Police files on Victorian villains finally go public
From donkey theft to assassination: reports from 1861 to 1893 published on ancestry.ie
Phoenix Park Murders, May 1882: the assassination of chief secretary Lord Frederick Charles Cavendish and permanent Irish under secretary Thomas Henry Burke in Phoenix Park by a republican group; from Le Monde Illustre in 1882. Photograph: Hulton Archive/Getty Images
The reports come from the internal police bulletin, Hue-and-Cry
Details of the villains of Victorian-era Ireland – who engaged in cattle and sheep rustling, ferret stealing, housebreaking, assaults and murder – are being made available through the online publication of 19th-century police files.
The records detail the names, addresses and descriptions of people wanted for and convicted of the crimes, many of which were connected to spasms of civil unrest that defined the Land War and its related tensions in rural Ireland in the final three decades of the 19th century.
Some, including the Phoenix Park murders of May 1882, are linked directly to the struggle for independence.

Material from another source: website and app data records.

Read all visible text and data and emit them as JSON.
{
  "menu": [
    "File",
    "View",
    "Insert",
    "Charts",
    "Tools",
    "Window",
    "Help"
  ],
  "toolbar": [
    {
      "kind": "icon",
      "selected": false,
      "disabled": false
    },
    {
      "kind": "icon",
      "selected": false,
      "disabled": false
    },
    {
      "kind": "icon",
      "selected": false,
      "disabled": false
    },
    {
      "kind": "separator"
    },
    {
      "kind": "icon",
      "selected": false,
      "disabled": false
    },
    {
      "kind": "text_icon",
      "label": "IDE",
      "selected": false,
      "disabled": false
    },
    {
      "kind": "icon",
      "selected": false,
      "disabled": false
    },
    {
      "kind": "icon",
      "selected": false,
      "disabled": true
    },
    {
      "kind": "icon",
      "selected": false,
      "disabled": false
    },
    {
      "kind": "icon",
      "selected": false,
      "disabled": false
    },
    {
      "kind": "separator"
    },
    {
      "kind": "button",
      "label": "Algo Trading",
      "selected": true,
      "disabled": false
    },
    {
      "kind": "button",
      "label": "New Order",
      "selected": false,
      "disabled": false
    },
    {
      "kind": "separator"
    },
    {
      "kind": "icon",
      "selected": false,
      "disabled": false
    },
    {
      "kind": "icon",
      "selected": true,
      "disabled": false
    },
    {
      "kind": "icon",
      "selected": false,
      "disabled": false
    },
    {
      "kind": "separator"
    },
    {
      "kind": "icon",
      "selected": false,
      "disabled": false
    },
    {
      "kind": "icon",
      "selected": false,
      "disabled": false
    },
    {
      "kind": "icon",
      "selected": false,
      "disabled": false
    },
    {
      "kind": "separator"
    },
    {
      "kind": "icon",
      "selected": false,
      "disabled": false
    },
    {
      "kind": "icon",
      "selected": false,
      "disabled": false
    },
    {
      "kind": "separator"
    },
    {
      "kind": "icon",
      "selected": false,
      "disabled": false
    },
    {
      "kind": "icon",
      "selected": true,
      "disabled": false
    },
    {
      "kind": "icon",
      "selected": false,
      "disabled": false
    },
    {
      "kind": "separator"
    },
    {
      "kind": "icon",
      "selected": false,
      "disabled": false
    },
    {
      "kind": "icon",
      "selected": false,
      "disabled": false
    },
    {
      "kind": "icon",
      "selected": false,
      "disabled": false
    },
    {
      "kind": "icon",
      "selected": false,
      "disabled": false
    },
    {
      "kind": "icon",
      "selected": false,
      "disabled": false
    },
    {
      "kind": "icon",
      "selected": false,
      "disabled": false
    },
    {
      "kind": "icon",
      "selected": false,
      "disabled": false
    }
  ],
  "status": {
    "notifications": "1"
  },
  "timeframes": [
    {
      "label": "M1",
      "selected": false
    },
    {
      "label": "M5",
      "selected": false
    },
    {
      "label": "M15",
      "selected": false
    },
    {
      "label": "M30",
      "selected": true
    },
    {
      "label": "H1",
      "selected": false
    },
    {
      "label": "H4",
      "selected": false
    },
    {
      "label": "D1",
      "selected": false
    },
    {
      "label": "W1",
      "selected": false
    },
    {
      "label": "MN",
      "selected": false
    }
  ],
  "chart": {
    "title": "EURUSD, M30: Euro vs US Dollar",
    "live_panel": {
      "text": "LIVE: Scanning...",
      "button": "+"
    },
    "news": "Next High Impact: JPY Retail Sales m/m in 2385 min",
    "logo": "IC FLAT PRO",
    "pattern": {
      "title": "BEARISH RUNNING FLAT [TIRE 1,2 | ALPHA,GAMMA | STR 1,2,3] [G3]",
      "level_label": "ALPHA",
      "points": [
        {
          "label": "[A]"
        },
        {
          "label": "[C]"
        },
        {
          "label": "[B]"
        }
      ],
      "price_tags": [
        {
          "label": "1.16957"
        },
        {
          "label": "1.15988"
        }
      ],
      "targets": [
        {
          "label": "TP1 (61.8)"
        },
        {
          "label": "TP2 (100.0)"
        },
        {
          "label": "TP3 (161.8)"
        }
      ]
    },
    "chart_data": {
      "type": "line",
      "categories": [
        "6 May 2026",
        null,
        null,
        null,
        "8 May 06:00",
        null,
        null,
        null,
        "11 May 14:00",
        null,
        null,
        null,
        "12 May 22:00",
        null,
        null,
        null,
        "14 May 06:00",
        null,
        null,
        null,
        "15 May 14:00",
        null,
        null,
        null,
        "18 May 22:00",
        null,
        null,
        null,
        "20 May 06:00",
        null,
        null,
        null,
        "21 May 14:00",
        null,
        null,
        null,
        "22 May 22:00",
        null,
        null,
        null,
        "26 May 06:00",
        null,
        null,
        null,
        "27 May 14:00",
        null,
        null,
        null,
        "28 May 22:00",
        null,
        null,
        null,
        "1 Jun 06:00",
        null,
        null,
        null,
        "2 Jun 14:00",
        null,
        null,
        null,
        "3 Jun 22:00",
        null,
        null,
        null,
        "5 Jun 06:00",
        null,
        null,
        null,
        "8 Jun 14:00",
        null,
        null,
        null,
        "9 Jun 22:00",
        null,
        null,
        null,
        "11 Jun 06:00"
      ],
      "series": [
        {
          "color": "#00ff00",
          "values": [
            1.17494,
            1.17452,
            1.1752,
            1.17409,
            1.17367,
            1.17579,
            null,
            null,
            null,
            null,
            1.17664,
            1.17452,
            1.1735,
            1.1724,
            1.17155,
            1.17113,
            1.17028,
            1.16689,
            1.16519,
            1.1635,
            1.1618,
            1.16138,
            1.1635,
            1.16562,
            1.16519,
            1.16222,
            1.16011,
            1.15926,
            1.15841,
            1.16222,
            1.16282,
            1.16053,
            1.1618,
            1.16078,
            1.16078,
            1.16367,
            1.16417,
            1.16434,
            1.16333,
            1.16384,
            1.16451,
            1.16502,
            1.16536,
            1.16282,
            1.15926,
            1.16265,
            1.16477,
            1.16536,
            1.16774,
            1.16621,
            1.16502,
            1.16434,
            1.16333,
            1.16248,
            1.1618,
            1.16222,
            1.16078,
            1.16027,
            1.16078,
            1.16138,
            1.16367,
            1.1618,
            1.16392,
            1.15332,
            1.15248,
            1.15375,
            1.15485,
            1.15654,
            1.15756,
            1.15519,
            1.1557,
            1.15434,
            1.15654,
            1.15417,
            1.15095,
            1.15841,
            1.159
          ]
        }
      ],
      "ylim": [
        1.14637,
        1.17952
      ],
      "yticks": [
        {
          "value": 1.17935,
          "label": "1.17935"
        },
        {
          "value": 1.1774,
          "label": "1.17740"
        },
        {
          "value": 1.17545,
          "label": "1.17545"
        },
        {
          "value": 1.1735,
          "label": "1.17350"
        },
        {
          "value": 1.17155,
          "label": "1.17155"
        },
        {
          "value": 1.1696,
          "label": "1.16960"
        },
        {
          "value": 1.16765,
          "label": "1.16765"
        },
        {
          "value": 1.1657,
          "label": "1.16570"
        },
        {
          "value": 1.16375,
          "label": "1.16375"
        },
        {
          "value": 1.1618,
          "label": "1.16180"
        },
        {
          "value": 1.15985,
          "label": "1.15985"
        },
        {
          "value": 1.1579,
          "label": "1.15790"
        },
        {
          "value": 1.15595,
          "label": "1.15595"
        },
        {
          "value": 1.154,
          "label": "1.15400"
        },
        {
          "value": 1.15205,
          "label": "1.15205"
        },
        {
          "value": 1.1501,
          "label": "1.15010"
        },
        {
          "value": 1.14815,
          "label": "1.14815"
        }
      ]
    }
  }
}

The records, published on the ancestry.ie website, are from the official Hue-and-Cry, the colloquial name for the Police Gazette, an internal bulletin of the Royal Irish Constabulary that was not meant for publication. The files, covering the period 1861-1893, show that assault was the most common crime in the period, with some 28,353 cases reported, closely followed by reports of the breaking of licence conditions (28,092 cases) and of theft (23,345 incidences).
Stealing ginger beer
Other crimes detailed range from petty cases such as the stealing of bottles of ginger beer and stone-throwing to murders, the rate of which was seven times higher in Victorian times than today.
Rewards were offered frequently to encourage people to give information. The amounts involved ranged from the relatively small – for example, £5 offered in February 1863 by Supt Daniel Ryan, in Dublin Castle, for information about a hoard of gold chains, bracelets and rings stolen from a house – to £10,000 for high-profile murders. Lower-profile killings resulted in reward offers of between £100 and £300.
Among the most high-profile political killings included in the records are the infamous Phoenix Park Murders, the May 1882 assassination, by members of the National Invincibles, a radical splinter group of the Irish Republican Brotherhood, of Frederick Cavendish and Thomas Burke, respectively chief secretary and permanent undersecretary for Ireland.
Four men wanted for the murder were described as having “whiskers and moustache recently clipped to give a bristling appearance . . . natural hollow or dinge on bridge of nose . . . brown faded coat as if much exposed to sun . . . the men had the appearance of sailors or well-to-do artisans.”
But it is the less high-profile records that may be of interest to people searching family records and to social historians of the period.
For instance, descendants of Mary (Neille) McCarthy, of Glenbeigh, Co Kerry, who was a stout, ruddy-faced, 30-year-old servant of William Quane of Kilmoily, might be interested in know that she stole £35 from him on June 3rd, 1863.
The description of McCarthy in Hue-and-Cry states: “This woman’s upper teeth project over the lower, her lips are generally of a blue or livid colour, and the upper lip thick.”
Animal theft is a common thread running through the records. Daniel Coleman of Mitchelstown, Co Cork, was said, in March 1863, to have “feloniously stolen a gray mare donkey, car, and tackling, together with a quantity of wearing apparel, &c, the property of John Halloran, a dealing man”.
William O’Brien, “alias Black, alias Sheridan”, of Castlebar, Co Mayo, was alleged in October 1877 to have made off with two ferrets, having “entered the dwelling house of John Barbour”. O’Brien/Black/Sheridan is described as having a “regular nose, shallow complexion, [and] small thin face”.
“One ferret is a white buck, the other a dark-coloured doe,” reported Hue-and-Cry.
Michael Horan, of Cashelacoolaun, Co Mayo, was alleged in January 1863 to have “attempted to carry off by force, and against her will, Bridget Regan, a girl of 13 years old, with a promise of marrying her . . . and likely to go to England, via Liverpool, where he is wont to go annually as a harvest labourer”.
Police in Dublin’s G Division were interested in getting hold of Rose Byrne – “about 35 years of age, low size, dark brown hair, mark of an old cut on forehead, large ordinary mouth, bad, discoloured teeth, hard features, speaks in a strong northern accent, and is a prostitute” – who relieved an unnamed man, “who was under the influence of drink”, of £150 in September 1863.
Rhona Murray, historian at ancestry.ie, says that in 19th-century England, the Irish “were the villains of the Victorian era” and that the records will give people “the opportunity to back into their own understanding of history and see if the myths are true”.
The records, searchable by name, date and type of crime, have been acquired under licence from a private collector and may be accessed, for a fee, through the website.